Those are only anecdotes, and I am some anonymous guy on the internet. It would not be wise to take that as an ironclad basis for "knowing" what is really going on with someone, anymore that you should do so based on what a "Leroy" chooses for his narrative about himself. But I do have a rhetorical question to pose as a thought experiment. Assume somewhere in the world there is a couple in which he routinely beats the crap out of her, and she beats the living hell out of the kids, they sometimes pimp them out, and they've both been stoned out of their gourds every day of their adult lives, and every place they've ever rented soon resulted in evictions owing to the cops being called ten times a week and destroyed apartments from mountains of broken drywall from beating each other into it, and Child Protective Services in six states are looking to snatch the kids to get them in foster care if they find them. That is, if for a moment here you can buy that such individuals really do exist in the world, for the sake of this thought experiment (they really do). What do you suppose will be their chosen narrative to an interviewer, whether in a social services office, or a survey, or someone with a note pad and camera crew, in the place they just skeedadled to one step ahead of CPS from the state they just left? Maybe even to themselves? Will it include what I just typed? Or will it be some version of "the economy was bad and we came here for work but then there was no good job here and nobody will give a place to homeless people...?"
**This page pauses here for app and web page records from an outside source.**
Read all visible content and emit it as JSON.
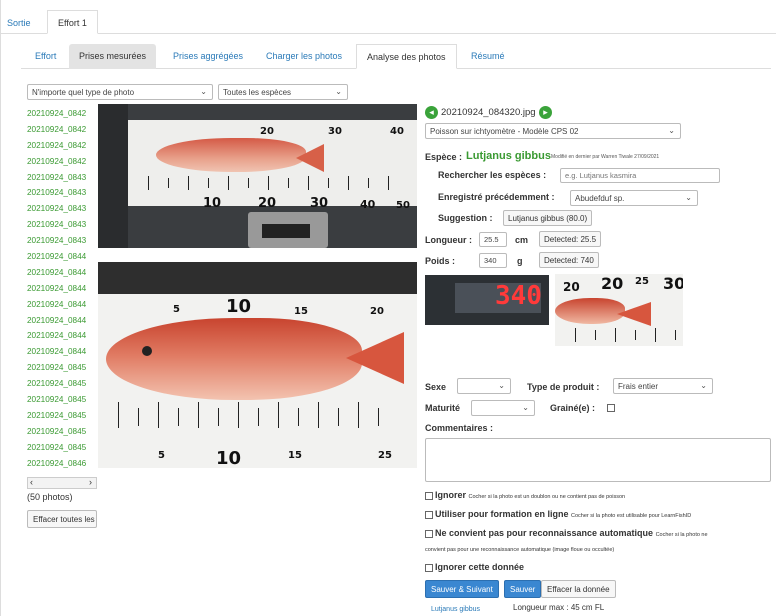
{
  "top_tabs": {
    "sortie": "Sortie",
    "effort": "Effort 1"
  },
  "sub_tabs": [
    "Effort",
    "Prises mesurées",
    "Prises aggrégées",
    "Charger les photos",
    "Analyse des photos",
    "Résumé"
  ],
  "filters": {
    "photo_type": "N'importe quel type de photo",
    "species": "Toutes les espèces"
  },
  "files": [
    "20210924_0842",
    "20210924_0842",
    "20210924_0842",
    "20210924_0842",
    "20210924_0843",
    "20210924_0843",
    "20210924_0843",
    "20210924_0843",
    "20210924_0843",
    "20210924_0844",
    "20210924_0844",
    "20210924_0844",
    "20210924_0844",
    "20210924_0844",
    "20210924_0844",
    "20210924_0844",
    "20210924_0845",
    "20210924_0845",
    "20210924_0845",
    "20210924_0845",
    "20210924_0845",
    "20210924_0845",
    "20210924_0846"
  ],
  "photo_count": "(50 photos)",
  "clear_all_button": "Effacer toutes les",
  "photo": {
    "filename": "20210924_084320.jpg",
    "photo_type": "Poisson sur ichtyomètre - Modèle CPS 02"
  },
  "ruler1_numbers": [
    "10",
    "20",
    "30",
    "40",
    "50"
  ],
  "ruler1_top_numbers": [
    "20",
    "30",
    "40"
  ],
  "ruler2_numbers": [
    "5",
    "10",
    "15",
    "20",
    "25"
  ],
  "scale_display": "340",
  "crop_numbers": [
    "20",
    "25",
    "30"
  ],
  "species": {
    "label": "Espèce :",
    "name": "Lutjanus gibbus",
    "modified": "Modifié en dernier par Warren Tiwale 27/09/2021",
    "search_label": "Rechercher les espèces :",
    "search_placeholder": "e.g. Lutjanus kasmira",
    "recorded_label": "Enregistré précédemment :",
    "recorded_value": "Abudefduf sp.",
    "suggestion_label": "Suggestion :",
    "suggestion_value": "Lutjanus gibbus (80.0)"
  },
  "length": {
    "label": "Longueur :",
    "value": "25.5",
    "unit": "cm",
    "detected": "Detected: 25.5"
  },
  "weight": {
    "label": "Poids :",
    "value": "340",
    "unit": "g",
    "detected": "Detected: 740"
  },
  "sex_label": "Sexe",
  "product_label": "Type de produit :",
  "product_value": "Frais entier",
  "maturity_label": "Maturité",
  "grain_label": "Grainé(e) :",
  "comments_label": "Commentaires :",
  "checks": {
    "ignore_bold": "Ignorer",
    "ignore_text": "Cocher si la photo est un doublon ou ne contient pas de poisson",
    "training_bold": "Utiliser pour formation en ligne",
    "training_text": "Cocher si la photo est utilisable pour LearnFishID",
    "noauto_bold": "Ne convient pas pour reconnaissance automatique",
    "noauto_text": "Cocher si la photo ne",
    "noauto_text2": "convient pas pour une reconnaissance automatique (image floue ou occultée)",
    "ignore_data": "Ignorer cette donnée"
  },
  "buttons": {
    "save_next": "Sauver & Suivant",
    "save": "Sauver",
    "clear": "Effacer la donnée"
  },
  "footer": {
    "species_link": "Lutjanus gibbus",
    "max_length": "Longueur max : 45 cm FL"
  }
}
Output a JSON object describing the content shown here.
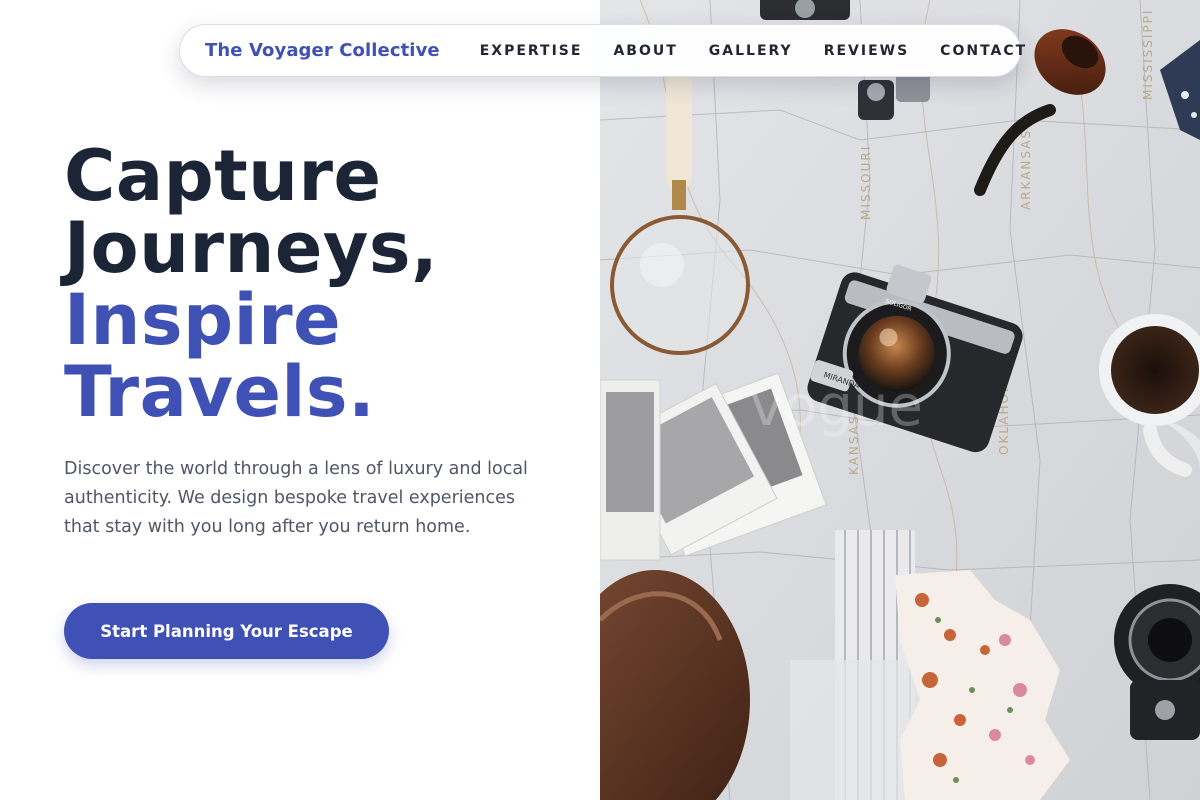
{
  "nav": {
    "brand": "The Voyager Collective",
    "links": [
      "EXPERTISE",
      "ABOUT",
      "GALLERY",
      "REVIEWS",
      "CONTACT"
    ]
  },
  "hero": {
    "headline_dark": [
      "Capture",
      "Journeys,"
    ],
    "headline_accent": [
      "Inspire",
      "Travels."
    ],
    "description": "Discover the world through a lens of luxury and local authenticity. We design bespoke travel experiences that stay with you long after you return home.",
    "cta_label": "Start Planning Your Escape"
  },
  "colors": {
    "accent": "#3f51b5",
    "heading_dark": "#1c2536",
    "body_text": "#4f5766",
    "background": "#ffffff"
  },
  "hero_image": {
    "map_labels": [
      "MISSOURI",
      "ARKANSAS",
      "OKLAHOMA",
      "MISSISSIPPI",
      "KANSAS"
    ],
    "camera_lens_text": "MIRANDA",
    "lens_ring_text": "SOLIGOR",
    "watermark": "vogue"
  }
}
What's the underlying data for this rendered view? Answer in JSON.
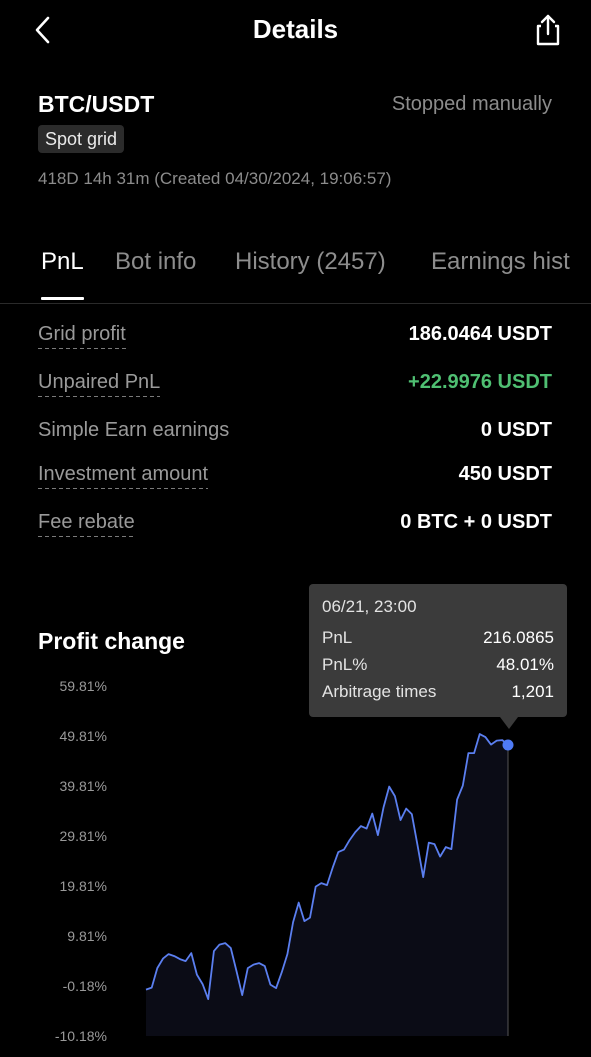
{
  "header": {
    "title": "Details",
    "back_icon": "chevron-left-icon",
    "share_icon": "share-icon"
  },
  "summary": {
    "pair": "BTC/USDT",
    "status": "Stopped manually",
    "badge": "Spot grid",
    "duration": "418D 14h 31m (Created 04/30/2024, 19:06:57)"
  },
  "tabs": [
    {
      "label": "PnL",
      "active": true
    },
    {
      "label": "Bot info",
      "active": false
    },
    {
      "label": "History (2457)",
      "active": false
    },
    {
      "label": "Earnings hist",
      "active": false
    }
  ],
  "stats": [
    {
      "label": "Grid profit",
      "value": "186.0464 USDT",
      "dashed": true,
      "positive": false
    },
    {
      "label": "Unpaired PnL",
      "value": "+22.9976 USDT",
      "dashed": true,
      "positive": true
    },
    {
      "label": "Simple Earn earnings",
      "value": "0 USDT",
      "dashed": false,
      "positive": false
    },
    {
      "label": "Investment amount",
      "value": "450 USDT",
      "dashed": true,
      "positive": false
    },
    {
      "label": "Fee rebate",
      "value": "0 BTC + 0 USDT",
      "dashed": true,
      "positive": false
    }
  ],
  "chart_title": "Profit change",
  "tooltip": {
    "date": "06/21, 23:00",
    "rows": [
      {
        "label": "PnL",
        "value": "216.0865"
      },
      {
        "label": "PnL%",
        "value": "48.01%"
      },
      {
        "label": "Arbitrage times",
        "value": "1,201"
      }
    ]
  },
  "colors": {
    "line": "#5b7ff0",
    "point": "#4f7bf5",
    "positive": "#4fbf72"
  },
  "chart_data": {
    "type": "line",
    "title": "Profit change",
    "y_tick_labels": [
      "59.81%",
      "49.81%",
      "39.81%",
      "29.81%",
      "19.81%",
      "9.81%",
      "-0.18%",
      "-10.18%"
    ],
    "ylim": [
      -10.18,
      59.81
    ],
    "grid": false,
    "series": [
      {
        "values": [
          -0.9,
          -0.5,
          3.4,
          5.3,
          6.2,
          5.8,
          5.2,
          4.8,
          6.4,
          2.1,
          0.2,
          -2.8,
          6.8,
          8.1,
          8.4,
          7.4,
          2.8,
          -2.0,
          3.4,
          4.1,
          4.4,
          3.8,
          0.1,
          -0.6,
          2.6,
          6.2,
          12.6,
          16.5,
          12.8,
          13.5,
          19.7,
          20.4,
          20.0,
          23.5,
          26.6,
          27.1,
          29.0,
          30.6,
          31.8,
          31.3,
          34.3,
          30.0,
          35.6,
          39.7,
          37.8,
          33.0,
          35.3,
          34.2,
          28.0,
          21.6,
          28.5,
          28.2,
          25.7,
          27.6,
          27.2,
          37.1,
          39.9,
          46.4,
          46.4,
          50.2,
          49.6,
          48.1,
          48.9,
          49.0,
          48.01
        ]
      }
    ]
  }
}
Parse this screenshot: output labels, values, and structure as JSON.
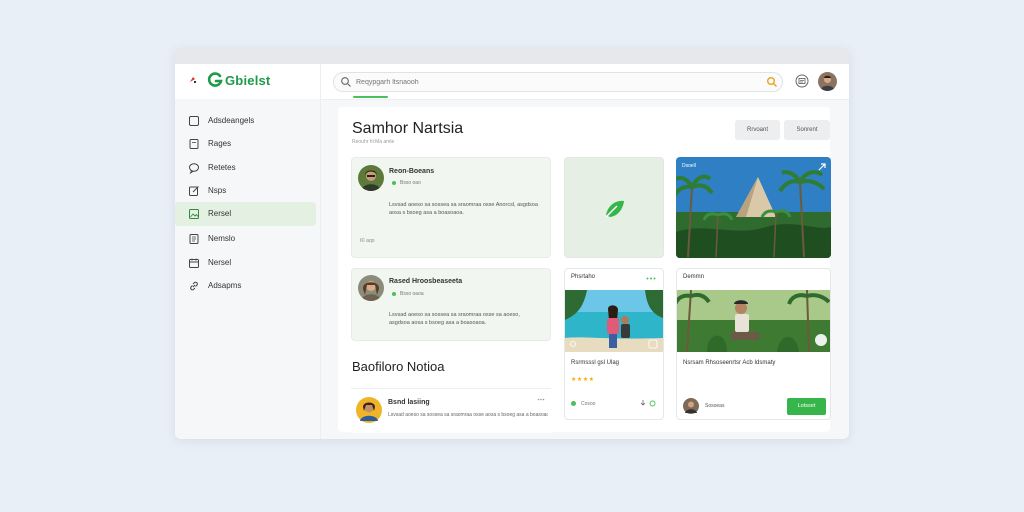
{
  "app": {
    "brand": "Gbielst"
  },
  "search": {
    "placeholder": "Reqypgarh ltsnaooh"
  },
  "sidebar": {
    "items": [
      {
        "label": "Adsdeangels",
        "icon": "square-icon"
      },
      {
        "label": "Rages",
        "icon": "page-icon"
      },
      {
        "label": "Retetes",
        "icon": "chat-bubble-icon"
      },
      {
        "label": "Nsps",
        "icon": "edit-icon"
      },
      {
        "label": "Rersel",
        "icon": "image-icon"
      },
      {
        "label": "Nemslo",
        "icon": "document-icon"
      },
      {
        "label": "Nersel",
        "icon": "calendar-icon"
      },
      {
        "label": "Adsapms",
        "icon": "link-icon"
      }
    ]
  },
  "main": {
    "title": "Samhor Nartsia",
    "subtitle": "Reouhr hl:Ma amle",
    "header_buttons": [
      "Rrvoant",
      "Sonrent"
    ]
  },
  "posts": [
    {
      "name": "Reon-Boeans",
      "meta": "Bsso oao",
      "text": "Lsvsad aoeso sa sossea sa sraomraa osse Anorcsl, asgdsoa aosa s bsoeg asa a boasoaoa.",
      "footer": "l© aqo"
    },
    {
      "name": "Rased Hroosbeaseeta",
      "meta": "Bsso oaoa",
      "text": "Lsvsad aoeso sa sossea sa sraomraa osse sa aoeso, asgdsoa aosa s bsoeg asa a boasoaoa."
    }
  ],
  "hero": {
    "label": "Dsoell"
  },
  "cards": [
    {
      "title": "Phsrtaho",
      "body": "Rsrmsssl gsl Ulag",
      "rating": 4,
      "footer": "Cosoo"
    },
    {
      "title": "Demmn",
      "body": "Nsrsam Rhsoseenrtsr Acb Idsmaty",
      "footer": "Sosoeas",
      "action": "Lotsset"
    }
  ],
  "section": {
    "title": "Baofiloro Notioa"
  },
  "notification": {
    "name": "Bsnd lasiing",
    "text": "Lsvsad aoeso sa sossea sa sraomraa osse aosa s bsoeg asa a boasoaoa."
  },
  "colors": {
    "accent": "#36b54a",
    "active_bg": "#e4f1e2",
    "brand": "#1f9a4a"
  }
}
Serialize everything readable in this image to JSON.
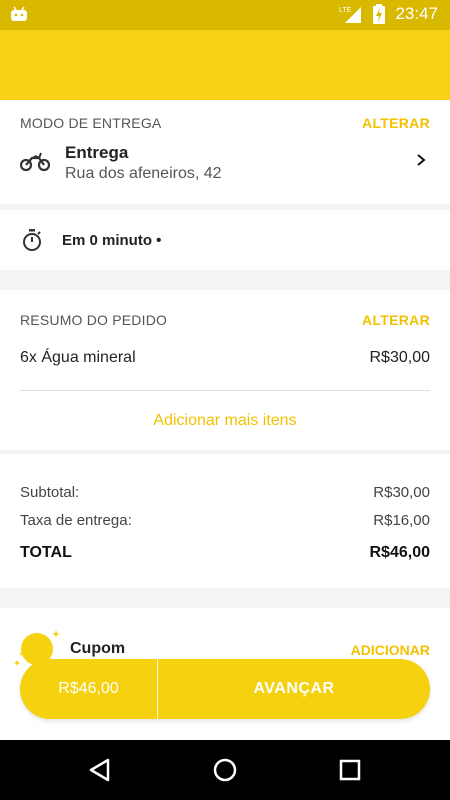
{
  "status_bar": {
    "network": "LTE",
    "time": "23:47"
  },
  "delivery": {
    "section_title": "MODO DE ENTREGA",
    "action_label": "ALTERAR",
    "mode": "Entrega",
    "address": "Rua dos afeneiros, 42",
    "time_text": "Em 0 minuto •"
  },
  "order": {
    "section_title": "RESUMO DO PEDIDO",
    "action_label": "ALTERAR",
    "items": [
      {
        "name": "6x Água mineral",
        "price": "R$30,00"
      }
    ],
    "add_more_label": "Adicionar mais itens"
  },
  "summary": {
    "subtotal_label": "Subtotal:",
    "subtotal_value": "R$30,00",
    "fee_label": "Taxa de entrega:",
    "fee_value": "R$16,00",
    "total_label": "TOTAL",
    "total_value": "R$46,00"
  },
  "coupon": {
    "label": "Cupom",
    "action_label": "ADICIONAR"
  },
  "footer_button": {
    "amount": "R$46,00",
    "action_label": "AVANÇAR"
  },
  "colors": {
    "brand_yellow": "#f7d215",
    "accent_text": "#f2c200",
    "status_bar": "#d9b900"
  },
  "icons": {
    "status_left": "android-icon",
    "signal": "signal-icon",
    "battery": "battery-charging-icon",
    "delivery": "motorcycle-icon",
    "chevron": "chevron-right-icon",
    "timer": "stopwatch-icon",
    "coupon": "coupon-sparkle-icon",
    "nav": [
      "back-icon",
      "home-icon",
      "recents-icon"
    ]
  }
}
I totally agree with the remark that 'tis not often wise to assume knowing a lot of things about people. Not from what I just said here, and likewise, certainly not from what they choose to say. Because doing so inevitably tends to be more a reflection of ourselves and what we wish to see them as, for our own purposes, rather than whatever the reality may or may not actually be about THEM. To do that with even the small beginnings of any real confidence you'd have to figuratively "live with" them for a significant period, including their "night person" side which isn't often seen when anything like clipboards and microphones and office furniture are present.